Having known Esther Derby from conferences, her writings, and having participated in a problem solving leadership workshop she led, I knew that she was an expert in helping organizations work better. I was thus looking forward to this book. It exceeded my expectations. “7 Rules” is a concise, easy to read book full of useful information . In addition to the “Rules” you will learn about a variety of ways to model organizational dynamics so that you can identify patterns that inhibit change.
This is a very actionable book. Chapters wrap up with things you can do and with a summary of key points. This book can be as much a daily reference as a tools for learning to be a better change agent.
While 7 Rules is about organizational/corporate change, concepts in the book are also helpful in helping you to navigate tricky issues in community and family life. For example, the relationship between congruence and empathy underlies being an effective change agent, and the book can help you understand these concepts better.
The lessons in the book will help you understand how to make changes at any level, from small things like encouraging unit testing to larger things like a better dev process.
The book provides useful advice for managers, scrum masters and those leading sprint and project retrospectives.

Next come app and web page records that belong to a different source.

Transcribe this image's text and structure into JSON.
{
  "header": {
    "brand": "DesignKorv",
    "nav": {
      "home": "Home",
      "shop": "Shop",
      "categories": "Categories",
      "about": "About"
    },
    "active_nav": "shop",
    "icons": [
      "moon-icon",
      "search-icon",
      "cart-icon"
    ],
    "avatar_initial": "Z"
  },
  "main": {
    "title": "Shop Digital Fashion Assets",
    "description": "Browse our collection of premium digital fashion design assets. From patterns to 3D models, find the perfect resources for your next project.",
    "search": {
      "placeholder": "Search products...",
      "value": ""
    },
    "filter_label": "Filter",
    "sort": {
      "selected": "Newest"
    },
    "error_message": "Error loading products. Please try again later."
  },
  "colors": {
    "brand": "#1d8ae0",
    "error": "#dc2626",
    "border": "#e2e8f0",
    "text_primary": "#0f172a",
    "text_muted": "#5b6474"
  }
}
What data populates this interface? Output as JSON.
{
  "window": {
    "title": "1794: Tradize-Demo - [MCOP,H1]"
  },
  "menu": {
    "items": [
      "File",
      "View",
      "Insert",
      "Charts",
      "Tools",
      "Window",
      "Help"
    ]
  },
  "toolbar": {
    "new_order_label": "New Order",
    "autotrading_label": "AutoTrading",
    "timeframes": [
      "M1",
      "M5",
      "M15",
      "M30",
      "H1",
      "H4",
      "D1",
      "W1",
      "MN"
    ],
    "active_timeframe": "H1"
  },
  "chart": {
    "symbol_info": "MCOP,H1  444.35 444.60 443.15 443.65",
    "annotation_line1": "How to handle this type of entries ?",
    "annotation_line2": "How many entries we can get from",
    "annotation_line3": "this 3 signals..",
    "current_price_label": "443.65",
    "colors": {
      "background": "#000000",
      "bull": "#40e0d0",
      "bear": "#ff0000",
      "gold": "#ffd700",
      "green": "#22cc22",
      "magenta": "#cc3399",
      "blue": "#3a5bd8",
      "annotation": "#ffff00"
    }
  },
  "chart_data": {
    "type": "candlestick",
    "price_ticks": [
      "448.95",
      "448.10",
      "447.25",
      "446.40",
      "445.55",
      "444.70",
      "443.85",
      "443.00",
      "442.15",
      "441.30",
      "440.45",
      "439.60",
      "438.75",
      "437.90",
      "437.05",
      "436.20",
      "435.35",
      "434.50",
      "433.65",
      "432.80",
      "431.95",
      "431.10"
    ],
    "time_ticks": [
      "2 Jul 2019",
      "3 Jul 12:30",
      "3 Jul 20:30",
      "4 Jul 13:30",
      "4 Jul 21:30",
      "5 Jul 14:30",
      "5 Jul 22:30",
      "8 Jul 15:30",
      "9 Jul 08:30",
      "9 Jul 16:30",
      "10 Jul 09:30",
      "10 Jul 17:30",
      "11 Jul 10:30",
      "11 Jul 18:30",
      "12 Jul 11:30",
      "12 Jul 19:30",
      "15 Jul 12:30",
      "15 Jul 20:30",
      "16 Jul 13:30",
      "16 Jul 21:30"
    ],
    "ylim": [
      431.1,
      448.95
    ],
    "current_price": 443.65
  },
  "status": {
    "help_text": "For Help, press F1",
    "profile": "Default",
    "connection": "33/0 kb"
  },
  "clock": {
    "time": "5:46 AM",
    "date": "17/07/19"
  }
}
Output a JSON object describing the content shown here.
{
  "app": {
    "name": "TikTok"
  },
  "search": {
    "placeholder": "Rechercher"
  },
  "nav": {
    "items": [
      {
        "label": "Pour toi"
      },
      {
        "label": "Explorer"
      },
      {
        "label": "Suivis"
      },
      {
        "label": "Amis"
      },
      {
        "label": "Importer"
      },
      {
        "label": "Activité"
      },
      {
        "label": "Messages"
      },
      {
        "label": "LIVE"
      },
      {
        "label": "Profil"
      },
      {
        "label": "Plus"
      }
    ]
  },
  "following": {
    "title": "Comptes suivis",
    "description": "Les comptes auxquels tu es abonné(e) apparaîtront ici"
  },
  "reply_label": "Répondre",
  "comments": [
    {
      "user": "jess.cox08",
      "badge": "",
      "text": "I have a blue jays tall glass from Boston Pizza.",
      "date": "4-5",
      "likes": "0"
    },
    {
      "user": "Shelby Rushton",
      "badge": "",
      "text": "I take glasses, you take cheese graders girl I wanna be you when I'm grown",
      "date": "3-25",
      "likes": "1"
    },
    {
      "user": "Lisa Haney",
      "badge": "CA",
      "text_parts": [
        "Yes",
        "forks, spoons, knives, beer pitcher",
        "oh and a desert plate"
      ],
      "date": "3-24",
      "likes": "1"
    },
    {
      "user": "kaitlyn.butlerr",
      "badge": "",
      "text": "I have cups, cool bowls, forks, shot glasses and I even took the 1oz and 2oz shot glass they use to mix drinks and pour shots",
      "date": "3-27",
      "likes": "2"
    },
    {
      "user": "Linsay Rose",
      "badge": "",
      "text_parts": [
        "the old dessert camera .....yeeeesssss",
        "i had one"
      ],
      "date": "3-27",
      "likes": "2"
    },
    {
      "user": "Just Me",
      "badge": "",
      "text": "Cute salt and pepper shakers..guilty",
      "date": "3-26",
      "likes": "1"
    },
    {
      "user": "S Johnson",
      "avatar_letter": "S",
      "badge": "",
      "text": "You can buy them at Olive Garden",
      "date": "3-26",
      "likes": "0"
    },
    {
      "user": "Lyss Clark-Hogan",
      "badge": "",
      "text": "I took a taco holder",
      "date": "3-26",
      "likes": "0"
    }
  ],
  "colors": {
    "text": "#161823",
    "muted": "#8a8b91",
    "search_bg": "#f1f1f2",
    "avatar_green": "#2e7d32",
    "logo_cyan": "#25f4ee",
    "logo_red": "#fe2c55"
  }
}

Since change can happen at all levels anyone who has found challenges at work that they want to improve should consider this book.
Thoughts about agile software development, software configuration management, and the intersection between them.
Saturday, August 17, 2019
Book Review: 7 Rules for Positive, Productive Change
Subscribe to: Post Comments (Atom)
Branching and Integration Time
Discussions about branching often focus on the wrong thing. Unintegrated code sitting around slows teams down, whether the code is in a bran...
My main development language is Java, but I also some work in Python for deployment and related tools. Being a big fan of unit testing I wr...
This is a bit off of the usual “Software Development/Agile/SCM” theme that I usually follow, but it does fit into the theme of accidental si...
Being a fan of Continuous Delivery , identifiable builds, and Continuous Integration: I like to deploy web apps with a visible build number...
Post a Comment